== Problem to work on ==
Track down each line below containing the string "photo" and copy it.

Excerpts from an interface dataset

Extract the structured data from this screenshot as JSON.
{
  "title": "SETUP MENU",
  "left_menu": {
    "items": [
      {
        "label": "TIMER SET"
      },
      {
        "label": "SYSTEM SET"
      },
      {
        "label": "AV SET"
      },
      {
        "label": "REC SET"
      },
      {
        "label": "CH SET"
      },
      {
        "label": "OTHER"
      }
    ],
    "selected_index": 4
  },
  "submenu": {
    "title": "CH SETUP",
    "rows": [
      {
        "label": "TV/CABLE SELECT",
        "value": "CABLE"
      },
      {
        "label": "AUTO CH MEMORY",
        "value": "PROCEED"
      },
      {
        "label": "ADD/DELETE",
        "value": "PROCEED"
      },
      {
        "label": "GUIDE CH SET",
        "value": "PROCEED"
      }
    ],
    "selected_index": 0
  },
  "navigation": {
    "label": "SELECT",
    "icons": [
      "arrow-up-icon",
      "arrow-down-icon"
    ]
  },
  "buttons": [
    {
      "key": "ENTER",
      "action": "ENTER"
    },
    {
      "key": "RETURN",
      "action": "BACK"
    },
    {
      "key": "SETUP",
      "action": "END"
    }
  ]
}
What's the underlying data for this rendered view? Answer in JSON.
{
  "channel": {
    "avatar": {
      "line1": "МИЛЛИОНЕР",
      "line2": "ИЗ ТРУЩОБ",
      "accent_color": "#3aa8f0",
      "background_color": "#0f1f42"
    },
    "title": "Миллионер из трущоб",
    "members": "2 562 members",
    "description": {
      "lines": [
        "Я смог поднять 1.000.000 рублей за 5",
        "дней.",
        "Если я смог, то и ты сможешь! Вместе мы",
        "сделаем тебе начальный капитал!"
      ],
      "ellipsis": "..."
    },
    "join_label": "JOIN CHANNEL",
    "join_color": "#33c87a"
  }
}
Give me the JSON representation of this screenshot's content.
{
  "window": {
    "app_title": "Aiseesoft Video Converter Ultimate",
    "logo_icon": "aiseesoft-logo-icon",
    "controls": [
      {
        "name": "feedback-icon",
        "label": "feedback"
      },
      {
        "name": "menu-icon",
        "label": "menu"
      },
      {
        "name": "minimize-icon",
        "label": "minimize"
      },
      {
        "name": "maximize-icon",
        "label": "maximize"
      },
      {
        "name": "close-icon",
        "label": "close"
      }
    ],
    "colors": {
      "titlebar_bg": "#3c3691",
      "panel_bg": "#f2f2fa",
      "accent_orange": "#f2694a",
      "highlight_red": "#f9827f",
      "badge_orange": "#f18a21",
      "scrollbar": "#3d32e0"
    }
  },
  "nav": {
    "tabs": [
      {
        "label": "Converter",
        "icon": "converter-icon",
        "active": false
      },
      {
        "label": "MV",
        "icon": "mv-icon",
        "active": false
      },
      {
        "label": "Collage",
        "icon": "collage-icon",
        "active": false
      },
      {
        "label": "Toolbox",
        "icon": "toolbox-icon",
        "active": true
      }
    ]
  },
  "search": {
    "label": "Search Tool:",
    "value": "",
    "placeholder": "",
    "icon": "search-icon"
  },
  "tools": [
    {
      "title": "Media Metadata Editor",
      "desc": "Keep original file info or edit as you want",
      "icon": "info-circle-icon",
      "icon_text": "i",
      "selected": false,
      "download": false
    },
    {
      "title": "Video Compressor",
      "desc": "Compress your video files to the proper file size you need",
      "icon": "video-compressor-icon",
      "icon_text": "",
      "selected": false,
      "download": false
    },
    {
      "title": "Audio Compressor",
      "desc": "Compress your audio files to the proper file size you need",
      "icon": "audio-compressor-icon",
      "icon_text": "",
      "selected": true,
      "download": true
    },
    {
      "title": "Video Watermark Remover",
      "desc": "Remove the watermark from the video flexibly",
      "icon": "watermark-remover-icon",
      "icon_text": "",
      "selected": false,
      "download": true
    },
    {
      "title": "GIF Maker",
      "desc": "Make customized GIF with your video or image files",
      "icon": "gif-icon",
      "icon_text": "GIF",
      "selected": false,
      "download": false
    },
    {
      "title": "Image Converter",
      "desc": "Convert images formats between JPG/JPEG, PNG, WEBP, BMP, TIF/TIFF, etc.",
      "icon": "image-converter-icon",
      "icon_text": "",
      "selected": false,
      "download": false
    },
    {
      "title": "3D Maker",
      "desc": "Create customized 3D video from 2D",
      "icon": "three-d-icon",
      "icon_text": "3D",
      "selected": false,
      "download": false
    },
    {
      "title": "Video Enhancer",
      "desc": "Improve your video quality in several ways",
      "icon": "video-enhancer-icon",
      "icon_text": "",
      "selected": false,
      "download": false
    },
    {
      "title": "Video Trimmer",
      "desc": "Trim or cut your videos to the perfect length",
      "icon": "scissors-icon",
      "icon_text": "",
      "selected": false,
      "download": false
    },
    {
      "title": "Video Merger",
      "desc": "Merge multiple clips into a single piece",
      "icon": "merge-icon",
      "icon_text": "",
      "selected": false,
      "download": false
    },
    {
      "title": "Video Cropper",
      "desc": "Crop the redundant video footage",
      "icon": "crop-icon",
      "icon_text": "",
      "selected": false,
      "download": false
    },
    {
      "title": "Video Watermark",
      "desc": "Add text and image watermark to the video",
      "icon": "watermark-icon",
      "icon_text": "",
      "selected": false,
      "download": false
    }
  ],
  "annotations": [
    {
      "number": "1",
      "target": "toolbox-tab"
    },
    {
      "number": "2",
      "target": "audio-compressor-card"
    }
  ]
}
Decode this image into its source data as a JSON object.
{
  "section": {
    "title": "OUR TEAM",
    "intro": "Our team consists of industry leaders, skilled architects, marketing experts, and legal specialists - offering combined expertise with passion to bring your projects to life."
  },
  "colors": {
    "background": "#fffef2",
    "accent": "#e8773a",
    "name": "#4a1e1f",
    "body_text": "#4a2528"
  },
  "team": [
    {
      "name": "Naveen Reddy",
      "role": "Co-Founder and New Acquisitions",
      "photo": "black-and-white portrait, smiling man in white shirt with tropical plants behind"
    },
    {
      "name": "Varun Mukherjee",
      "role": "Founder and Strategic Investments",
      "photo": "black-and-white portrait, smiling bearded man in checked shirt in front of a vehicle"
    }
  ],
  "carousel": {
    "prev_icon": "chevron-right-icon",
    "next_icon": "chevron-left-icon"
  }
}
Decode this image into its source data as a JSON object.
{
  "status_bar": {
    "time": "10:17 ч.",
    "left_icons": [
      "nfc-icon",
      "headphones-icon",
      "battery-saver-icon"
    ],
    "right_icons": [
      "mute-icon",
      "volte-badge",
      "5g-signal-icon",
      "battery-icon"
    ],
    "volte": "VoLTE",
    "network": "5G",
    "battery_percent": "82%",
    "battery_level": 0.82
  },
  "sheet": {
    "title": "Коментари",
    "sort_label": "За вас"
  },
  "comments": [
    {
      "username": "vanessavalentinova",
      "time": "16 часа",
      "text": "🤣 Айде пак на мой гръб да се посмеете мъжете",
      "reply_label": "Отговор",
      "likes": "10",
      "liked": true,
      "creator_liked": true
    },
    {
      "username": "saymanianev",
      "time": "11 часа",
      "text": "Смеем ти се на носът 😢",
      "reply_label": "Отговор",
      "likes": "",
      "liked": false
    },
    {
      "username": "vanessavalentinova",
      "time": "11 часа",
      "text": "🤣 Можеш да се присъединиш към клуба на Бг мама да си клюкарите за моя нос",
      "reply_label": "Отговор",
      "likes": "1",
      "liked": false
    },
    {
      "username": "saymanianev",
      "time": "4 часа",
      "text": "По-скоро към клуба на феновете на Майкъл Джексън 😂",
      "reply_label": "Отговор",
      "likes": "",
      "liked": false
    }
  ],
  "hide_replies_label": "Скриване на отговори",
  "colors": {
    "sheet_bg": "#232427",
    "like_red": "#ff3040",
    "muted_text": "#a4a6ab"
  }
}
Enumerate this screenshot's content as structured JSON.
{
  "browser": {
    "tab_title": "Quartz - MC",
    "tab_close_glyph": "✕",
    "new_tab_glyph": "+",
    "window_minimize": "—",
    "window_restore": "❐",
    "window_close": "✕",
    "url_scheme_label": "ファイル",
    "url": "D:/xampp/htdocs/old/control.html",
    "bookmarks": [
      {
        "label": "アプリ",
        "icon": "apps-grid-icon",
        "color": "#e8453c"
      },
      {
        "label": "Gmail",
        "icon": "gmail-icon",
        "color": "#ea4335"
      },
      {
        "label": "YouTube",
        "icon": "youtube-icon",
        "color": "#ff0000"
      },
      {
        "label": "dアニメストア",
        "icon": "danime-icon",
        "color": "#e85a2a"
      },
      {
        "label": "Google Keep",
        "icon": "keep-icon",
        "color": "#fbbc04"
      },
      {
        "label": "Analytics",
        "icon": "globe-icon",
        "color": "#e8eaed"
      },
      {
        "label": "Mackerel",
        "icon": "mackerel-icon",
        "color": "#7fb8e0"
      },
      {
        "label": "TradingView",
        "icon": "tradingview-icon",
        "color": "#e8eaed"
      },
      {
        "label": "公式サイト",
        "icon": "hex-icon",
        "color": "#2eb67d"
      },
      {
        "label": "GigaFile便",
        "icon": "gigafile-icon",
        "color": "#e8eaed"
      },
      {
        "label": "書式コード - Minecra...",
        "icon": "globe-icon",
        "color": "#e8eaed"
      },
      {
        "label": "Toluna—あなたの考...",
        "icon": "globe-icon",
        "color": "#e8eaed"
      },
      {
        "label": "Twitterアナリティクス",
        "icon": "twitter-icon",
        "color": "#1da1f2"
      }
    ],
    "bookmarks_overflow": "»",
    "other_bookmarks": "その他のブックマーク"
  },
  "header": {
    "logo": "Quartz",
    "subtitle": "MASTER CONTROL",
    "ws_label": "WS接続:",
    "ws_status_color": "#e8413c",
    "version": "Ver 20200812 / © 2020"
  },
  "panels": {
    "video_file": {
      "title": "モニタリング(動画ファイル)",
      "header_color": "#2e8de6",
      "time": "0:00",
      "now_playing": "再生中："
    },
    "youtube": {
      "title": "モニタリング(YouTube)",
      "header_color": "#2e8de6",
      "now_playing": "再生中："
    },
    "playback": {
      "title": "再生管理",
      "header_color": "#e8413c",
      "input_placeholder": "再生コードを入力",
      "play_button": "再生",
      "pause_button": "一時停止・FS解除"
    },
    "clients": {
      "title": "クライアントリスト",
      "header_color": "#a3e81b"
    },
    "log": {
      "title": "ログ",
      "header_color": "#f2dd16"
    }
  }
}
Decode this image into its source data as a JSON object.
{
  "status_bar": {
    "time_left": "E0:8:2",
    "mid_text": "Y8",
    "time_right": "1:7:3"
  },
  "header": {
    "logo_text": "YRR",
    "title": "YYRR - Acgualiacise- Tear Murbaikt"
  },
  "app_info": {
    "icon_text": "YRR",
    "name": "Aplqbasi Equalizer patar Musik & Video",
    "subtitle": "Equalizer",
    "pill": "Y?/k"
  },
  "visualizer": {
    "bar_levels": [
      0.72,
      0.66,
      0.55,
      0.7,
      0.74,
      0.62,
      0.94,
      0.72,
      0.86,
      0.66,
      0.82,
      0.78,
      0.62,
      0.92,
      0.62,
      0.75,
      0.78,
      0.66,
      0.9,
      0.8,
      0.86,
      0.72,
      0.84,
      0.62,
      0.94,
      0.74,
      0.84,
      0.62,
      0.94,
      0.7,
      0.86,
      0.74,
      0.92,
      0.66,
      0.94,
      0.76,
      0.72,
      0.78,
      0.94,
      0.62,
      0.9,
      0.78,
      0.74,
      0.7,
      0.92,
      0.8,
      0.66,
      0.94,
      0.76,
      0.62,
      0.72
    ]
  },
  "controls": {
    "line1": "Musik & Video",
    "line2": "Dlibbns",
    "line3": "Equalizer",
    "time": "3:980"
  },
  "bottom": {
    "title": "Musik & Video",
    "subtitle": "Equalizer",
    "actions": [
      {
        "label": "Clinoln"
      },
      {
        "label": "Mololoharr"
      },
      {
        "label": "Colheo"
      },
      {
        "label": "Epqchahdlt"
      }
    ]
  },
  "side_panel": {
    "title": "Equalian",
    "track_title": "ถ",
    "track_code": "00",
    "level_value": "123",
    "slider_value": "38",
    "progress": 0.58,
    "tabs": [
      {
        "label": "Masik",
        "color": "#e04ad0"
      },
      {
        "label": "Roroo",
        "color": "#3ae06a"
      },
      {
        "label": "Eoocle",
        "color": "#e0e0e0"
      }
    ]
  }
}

== Written solution ==
      "photo": "black-and-white portrait, smiling man in white shirt with tropical plants behind"
      "photo": "black-and-white portrait, smiling bearded man in checked shirt in front of a vehicle"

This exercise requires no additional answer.